━━━ LISTED RECORDS
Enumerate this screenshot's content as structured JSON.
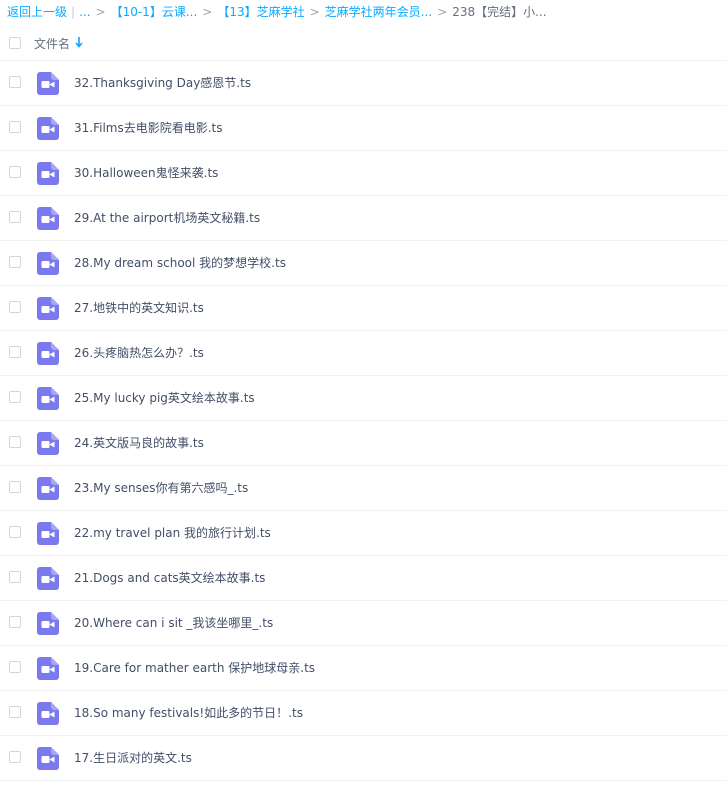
{
  "breadcrumb": {
    "back": "返回上一级",
    "ellipsis": "...",
    "items": [
      "【10-1】云课...",
      "【13】芝麻学社",
      "芝麻学社两年会员..."
    ],
    "current": "238【完结】小..."
  },
  "header": {
    "column_name": "文件名"
  },
  "files": [
    {
      "name": "32.Thanksgiving Day感恩节.ts"
    },
    {
      "name": "31.Films去电影院看电影.ts"
    },
    {
      "name": "30.Halloween鬼怪来袭.ts"
    },
    {
      "name": "29.At the airport机场英文秘籍.ts"
    },
    {
      "name": "28.My dream school 我的梦想学校.ts"
    },
    {
      "name": "27.地铁中的英文知识.ts"
    },
    {
      "name": "26.头疼脑热怎么办？.ts"
    },
    {
      "name": "25.My lucky pig英文绘本故事.ts"
    },
    {
      "name": "24.英文版马良的故事.ts"
    },
    {
      "name": "23.My senses你有第六感吗_.ts"
    },
    {
      "name": "22.my travel plan 我的旅行计划.ts"
    },
    {
      "name": "21.Dogs and cats英文绘本故事.ts"
    },
    {
      "name": "20.Where can i sit _我该坐哪里_.ts"
    },
    {
      "name": "19.Care for mather earth 保护地球母亲.ts"
    },
    {
      "name": "18.So many festivals!如此多的节日！.ts"
    },
    {
      "name": "17.生日派对的英文.ts"
    }
  ],
  "colors": {
    "link": "#09aaff",
    "video_icon": "#7b79ee",
    "text": "#424e67"
  },
  "icons": {
    "file_type": "video-file-icon",
    "sort": "sort-arrow-down-icon"
  }
}
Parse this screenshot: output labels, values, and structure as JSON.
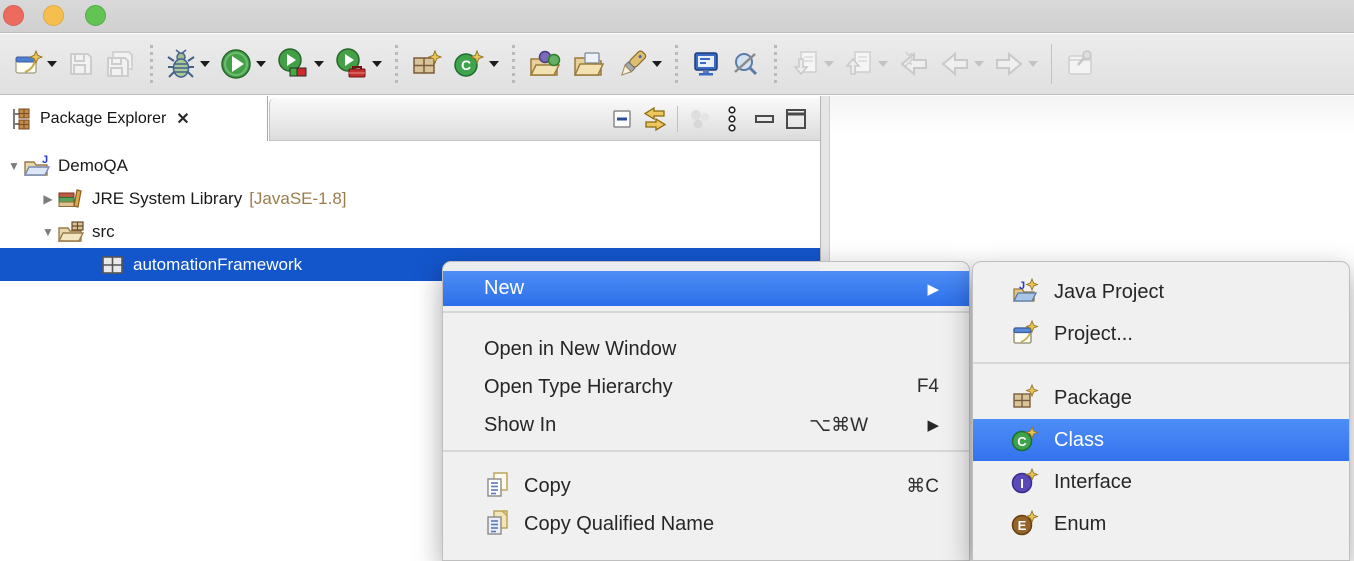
{
  "window": {
    "controls": [
      "close",
      "minimize",
      "zoom"
    ]
  },
  "toolbar": {
    "icons": [
      "new-wizard",
      "save",
      "save-all",
      "debug",
      "run",
      "coverage",
      "run-external-tools",
      "new-java-package",
      "new-java-class",
      "open-task",
      "open-resource",
      "highlight",
      "open-console",
      "last-edit-location",
      "import",
      "export",
      "previous-annotation",
      "back",
      "forward",
      "pin-editor"
    ]
  },
  "package_explorer": {
    "tab": {
      "title": "Package Explorer"
    },
    "view_toolbar_icons": [
      "collapse-all",
      "link-with-editor",
      "focus",
      "view-menu",
      "minimize",
      "maximize"
    ],
    "tree": {
      "items": [
        {
          "label": "DemoQA",
          "state": "expanded",
          "icon": "java-project-icon",
          "selected": false
        },
        {
          "label": "JRE System Library",
          "qualifier": "[JavaSE-1.8]",
          "state": "collapsed",
          "icon": "jre-library-icon",
          "selected": false
        },
        {
          "label": "src",
          "state": "expanded",
          "icon": "source-folder-icon",
          "selected": false
        },
        {
          "label": "automationFramework",
          "state": "leaf",
          "icon": "package-icon",
          "selected": true
        }
      ]
    }
  },
  "context_menu": {
    "items": [
      {
        "label": "New",
        "has_submenu": true,
        "highlighted": true,
        "submenu_arrow": "▶"
      },
      {
        "label": "Open in New Window"
      },
      {
        "label": "Open Type Hierarchy",
        "shortcut": "F4"
      },
      {
        "label": "Show In",
        "shortcut": "⌥⌘W",
        "has_submenu": true,
        "submenu_arrow": "▶"
      },
      {
        "label": "Copy",
        "shortcut": "⌘C",
        "icon": "copy-icon"
      },
      {
        "label": "Copy Qualified Name",
        "icon": "copy-qualified-name-icon"
      }
    ]
  },
  "new_submenu": {
    "items": [
      {
        "label": "Java Project",
        "icon": "new-java-project-icon"
      },
      {
        "label": "Project...",
        "icon": "new-project-icon"
      },
      {
        "label": "Package",
        "icon": "new-package-icon"
      },
      {
        "label": "Class",
        "icon": "new-class-icon",
        "highlighted": true
      },
      {
        "label": "Interface",
        "icon": "new-interface-icon"
      },
      {
        "label": "Enum",
        "icon": "new-enum-icon"
      }
    ]
  },
  "colors": {
    "tree_selection_blue": "#1355cb",
    "menu_highlight_blue": "#3b7cf3",
    "qualifier_gold": "#9b7d4b",
    "traffic_red": "#ec6a5e",
    "traffic_yellow": "#f5bf4f",
    "traffic_green": "#61c354"
  }
}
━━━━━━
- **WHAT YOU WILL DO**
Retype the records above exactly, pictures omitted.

- **SOLUTION TO THE PROBLEM**
Enumerate this screenshot's content as structured JSON.
{
  "breadcrumb": {
    "back": "返回上一级",
    "ellipsis": "...",
    "items": [
      "【10-1】云课...",
      "【13】芝麻学社",
      "芝麻学社两年会员..."
    ],
    "current": "238【完结】小..."
  },
  "header": {
    "column_name": "文件名"
  },
  "files": [
    {
      "name": "32.Thanksgiving Day感恩节.ts"
    },
    {
      "name": "31.Films去电影院看电影.ts"
    },
    {
      "name": "30.Halloween鬼怪来袭.ts"
    },
    {
      "name": "29.At the airport机场英文秘籍.ts"
    },
    {
      "name": "28.My dream school 我的梦想学校.ts"
    },
    {
      "name": "27.地铁中的英文知识.ts"
    },
    {
      "name": "26.头疼脑热怎么办？.ts"
    },
    {
      "name": "25.My lucky pig英文绘本故事.ts"
    },
    {
      "name": "24.英文版马良的故事.ts"
    },
    {
      "name": "23.My senses你有第六感吗_.ts"
    },
    {
      "name": "22.my travel plan 我的旅行计划.ts"
    },
    {
      "name": "21.Dogs and cats英文绘本故事.ts"
    },
    {
      "name": "20.Where can i sit _我该坐哪里_.ts"
    },
    {
      "name": "19.Care for mather earth 保护地球母亲.ts"
    },
    {
      "name": "18.So many festivals!如此多的节日！.ts"
    },
    {
      "name": "17.生日派对的英文.ts"
    }
  ],
  "colors": {
    "link": "#09aaff",
    "video_icon": "#7b79ee",
    "text": "#424e67"
  },
  "icons": {
    "file_type": "video-file-icon",
    "sort": "sort-arrow-down-icon"
  }
}
Parse this screenshot: output labels, values, and structure as JSON.
{
  "window": {
    "controls": [
      "close",
      "minimize",
      "zoom"
    ]
  },
  "toolbar": {
    "icons": [
      "new-wizard",
      "save",
      "save-all",
      "debug",
      "run",
      "coverage",
      "run-external-tools",
      "new-java-package",
      "new-java-class",
      "open-task",
      "open-resource",
      "highlight",
      "open-console",
      "last-edit-location",
      "import",
      "export",
      "previous-annotation",
      "back",
      "forward",
      "pin-editor"
    ]
  },
  "package_explorer": {
    "tab": {
      "title": "Package Explorer"
    },
    "view_toolbar_icons": [
      "collapse-all",
      "link-with-editor",
      "focus",
      "view-menu",
      "minimize",
      "maximize"
    ],
    "tree": {
      "items": [
        {
          "label": "DemoQA",
          "state": "expanded",
          "icon": "java-project-icon",
          "selected": false
        },
        {
          "label": "JRE System Library",
          "qualifier": "[JavaSE-1.8]",
          "state": "collapsed",
          "icon": "jre-library-icon",
          "selected": false
        },
        {
          "label": "src",
          "state": "expanded",
          "icon": "source-folder-icon",
          "selected": false
        },
        {
          "label": "automationFramework",
          "state": "leaf",
          "icon": "package-icon",
          "selected": true
        }
      ]
    }
  },
  "context_menu": {
    "items": [
      {
        "label": "New",
        "has_submenu": true,
        "highlighted": true,
        "submenu_arrow": "▶"
      },
      {
        "label": "Open in New Window"
      },
      {
        "label": "Open Type Hierarchy",
        "shortcut": "F4"
      },
      {
        "label": "Show In",
        "shortcut": "⌥⌘W",
        "has_submenu": true,
        "submenu_arrow": "▶"
      },
      {
        "label": "Copy",
        "shortcut": "⌘C",
        "icon": "copy-icon"
      },
      {
        "label": "Copy Qualified Name",
        "icon": "copy-qualified-name-icon"
      }
    ]
  },
  "new_submenu": {
    "items": [
      {
        "label": "Java Project",
        "icon": "new-java-project-icon"
      },
      {
        "label": "Project...",
        "icon": "new-project-icon"
      },
      {
        "label": "Package",
        "icon": "new-package-icon"
      },
      {
        "label": "Class",
        "icon": "new-class-icon",
        "highlighted": true
      },
      {
        "label": "Interface",
        "icon": "new-interface-icon"
      },
      {
        "label": "Enum",
        "icon": "new-enum-icon"
      }
    ]
  },
  "colors": {
    "tree_selection_blue": "#1355cb",
    "menu_highlight_blue": "#3b7cf3",
    "qualifier_gold": "#9b7d4b",
    "traffic_red": "#ec6a5e",
    "traffic_yellow": "#f5bf4f",
    "traffic_green": "#61c354"
  }
}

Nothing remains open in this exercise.